Study material:
# # # # #
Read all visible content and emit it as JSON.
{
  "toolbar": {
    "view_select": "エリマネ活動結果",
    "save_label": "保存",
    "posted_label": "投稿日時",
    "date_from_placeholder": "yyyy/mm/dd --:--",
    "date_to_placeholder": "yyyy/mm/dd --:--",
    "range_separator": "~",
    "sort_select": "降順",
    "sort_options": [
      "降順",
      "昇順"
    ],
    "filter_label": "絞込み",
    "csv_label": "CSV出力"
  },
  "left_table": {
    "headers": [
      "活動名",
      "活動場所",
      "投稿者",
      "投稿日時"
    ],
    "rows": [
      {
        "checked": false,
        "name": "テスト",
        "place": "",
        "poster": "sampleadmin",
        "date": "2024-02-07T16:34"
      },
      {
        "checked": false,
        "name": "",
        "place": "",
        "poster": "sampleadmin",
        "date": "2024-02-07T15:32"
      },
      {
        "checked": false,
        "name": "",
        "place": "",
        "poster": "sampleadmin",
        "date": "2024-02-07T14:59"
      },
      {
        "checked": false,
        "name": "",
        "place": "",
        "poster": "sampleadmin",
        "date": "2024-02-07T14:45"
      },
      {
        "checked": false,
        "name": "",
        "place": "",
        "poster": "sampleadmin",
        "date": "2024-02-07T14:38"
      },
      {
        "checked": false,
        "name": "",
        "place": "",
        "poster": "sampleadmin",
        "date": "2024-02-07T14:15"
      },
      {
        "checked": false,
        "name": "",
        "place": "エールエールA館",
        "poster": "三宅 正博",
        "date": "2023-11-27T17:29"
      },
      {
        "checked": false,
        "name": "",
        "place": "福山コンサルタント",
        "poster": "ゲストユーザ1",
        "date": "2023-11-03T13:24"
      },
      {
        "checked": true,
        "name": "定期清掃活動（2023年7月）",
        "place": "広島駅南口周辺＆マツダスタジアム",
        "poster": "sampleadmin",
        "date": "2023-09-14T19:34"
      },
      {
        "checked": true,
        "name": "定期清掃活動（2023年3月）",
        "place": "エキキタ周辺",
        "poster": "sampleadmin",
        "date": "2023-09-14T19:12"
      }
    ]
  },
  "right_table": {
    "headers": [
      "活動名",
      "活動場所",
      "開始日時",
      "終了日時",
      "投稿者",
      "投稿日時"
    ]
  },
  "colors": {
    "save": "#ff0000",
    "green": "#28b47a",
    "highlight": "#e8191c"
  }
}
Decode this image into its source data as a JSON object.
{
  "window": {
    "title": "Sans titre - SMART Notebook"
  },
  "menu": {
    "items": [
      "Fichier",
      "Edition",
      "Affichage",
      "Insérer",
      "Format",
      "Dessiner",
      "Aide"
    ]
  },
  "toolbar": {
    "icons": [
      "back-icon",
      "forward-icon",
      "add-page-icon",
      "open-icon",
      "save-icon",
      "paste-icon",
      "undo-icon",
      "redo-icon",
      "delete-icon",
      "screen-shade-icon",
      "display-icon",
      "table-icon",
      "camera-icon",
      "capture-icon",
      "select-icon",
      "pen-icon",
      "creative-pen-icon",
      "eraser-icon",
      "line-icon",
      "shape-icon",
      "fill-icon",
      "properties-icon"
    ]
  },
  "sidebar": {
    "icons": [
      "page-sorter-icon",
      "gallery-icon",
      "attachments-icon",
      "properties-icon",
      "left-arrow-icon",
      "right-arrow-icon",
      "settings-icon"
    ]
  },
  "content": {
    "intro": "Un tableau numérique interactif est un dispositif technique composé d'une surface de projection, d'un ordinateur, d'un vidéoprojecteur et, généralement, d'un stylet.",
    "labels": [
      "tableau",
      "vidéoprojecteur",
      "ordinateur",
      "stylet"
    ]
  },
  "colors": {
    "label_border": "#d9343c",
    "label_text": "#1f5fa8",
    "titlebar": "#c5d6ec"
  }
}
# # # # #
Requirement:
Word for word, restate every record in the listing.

Response area:
Read all visible content and emit it as JSON.
{
  "toolbar": {
    "view_select": "エリマネ活動結果",
    "save_label": "保存",
    "posted_label": "投稿日時",
    "date_from_placeholder": "yyyy/mm/dd --:--",
    "date_to_placeholder": "yyyy/mm/dd --:--",
    "range_separator": "~",
    "sort_select": "降順",
    "sort_options": [
      "降順",
      "昇順"
    ],
    "filter_label": "絞込み",
    "csv_label": "CSV出力"
  },
  "left_table": {
    "headers": [
      "活動名",
      "活動場所",
      "投稿者",
      "投稿日時"
    ],
    "rows": [
      {
        "checked": false,
        "name": "テスト",
        "place": "",
        "poster": "sampleadmin",
        "date": "2024-02-07T16:34"
      },
      {
        "checked": false,
        "name": "",
        "place": "",
        "poster": "sampleadmin",
        "date": "2024-02-07T15:32"
      },
      {
        "checked": false,
        "name": "",
        "place": "",
        "poster": "sampleadmin",
        "date": "2024-02-07T14:59"
      },
      {
        "checked": false,
        "name": "",
        "place": "",
        "poster": "sampleadmin",
        "date": "2024-02-07T14:45"
      },
      {
        "checked": false,
        "name": "",
        "place": "",
        "poster": "sampleadmin",
        "date": "2024-02-07T14:38"
      },
      {
        "checked": false,
        "name": "",
        "place": "",
        "poster": "sampleadmin",
        "date": "2024-02-07T14:15"
      },
      {
        "checked": false,
        "name": "",
        "place": "エールエールA館",
        "poster": "三宅 正博",
        "date": "2023-11-27T17:29"
      },
      {
        "checked": false,
        "name": "",
        "place": "福山コンサルタント",
        "poster": "ゲストユーザ1",
        "date": "2023-11-03T13:24"
      },
      {
        "checked": true,
        "name": "定期清掃活動（2023年7月）",
        "place": "広島駅南口周辺＆マツダスタジアム",
        "poster": "sampleadmin",
        "date": "2023-09-14T19:34"
      },
      {
        "checked": true,
        "name": "定期清掃活動（2023年3月）",
        "place": "エキキタ周辺",
        "poster": "sampleadmin",
        "date": "2023-09-14T19:12"
      }
    ]
  },
  "right_table": {
    "headers": [
      "活動名",
      "活動場所",
      "開始日時",
      "終了日時",
      "投稿者",
      "投稿日時"
    ]
  },
  "colors": {
    "save": "#ff0000",
    "green": "#28b47a",
    "highlight": "#e8191c"
  }
}
Decode this image into its source data as a JSON object.
{
  "window": {
    "title": "Sans titre - SMART Notebook"
  },
  "menu": {
    "items": [
      "Fichier",
      "Edition",
      "Affichage",
      "Insérer",
      "Format",
      "Dessiner",
      "Aide"
    ]
  },
  "toolbar": {
    "icons": [
      "back-icon",
      "forward-icon",
      "add-page-icon",
      "open-icon",
      "save-icon",
      "paste-icon",
      "undo-icon",
      "redo-icon",
      "delete-icon",
      "screen-shade-icon",
      "display-icon",
      "table-icon",
      "camera-icon",
      "capture-icon",
      "select-icon",
      "pen-icon",
      "creative-pen-icon",
      "eraser-icon",
      "line-icon",
      "shape-icon",
      "fill-icon",
      "properties-icon"
    ]
  },
  "sidebar": {
    "icons": [
      "page-sorter-icon",
      "gallery-icon",
      "attachments-icon",
      "properties-icon",
      "left-arrow-icon",
      "right-arrow-icon",
      "settings-icon"
    ]
  },
  "content": {
    "intro": "Un tableau numérique interactif est un dispositif technique composé d'une surface de projection, d'un ordinateur, d'un vidéoprojecteur et, généralement, d'un stylet.",
    "labels": [
      "tableau",
      "vidéoprojecteur",
      "ordinateur",
      "stylet"
    ]
  },
  "colors": {
    "label_border": "#d9343c",
    "label_text": "#1f5fa8",
    "titlebar": "#c5d6ec"
  }
}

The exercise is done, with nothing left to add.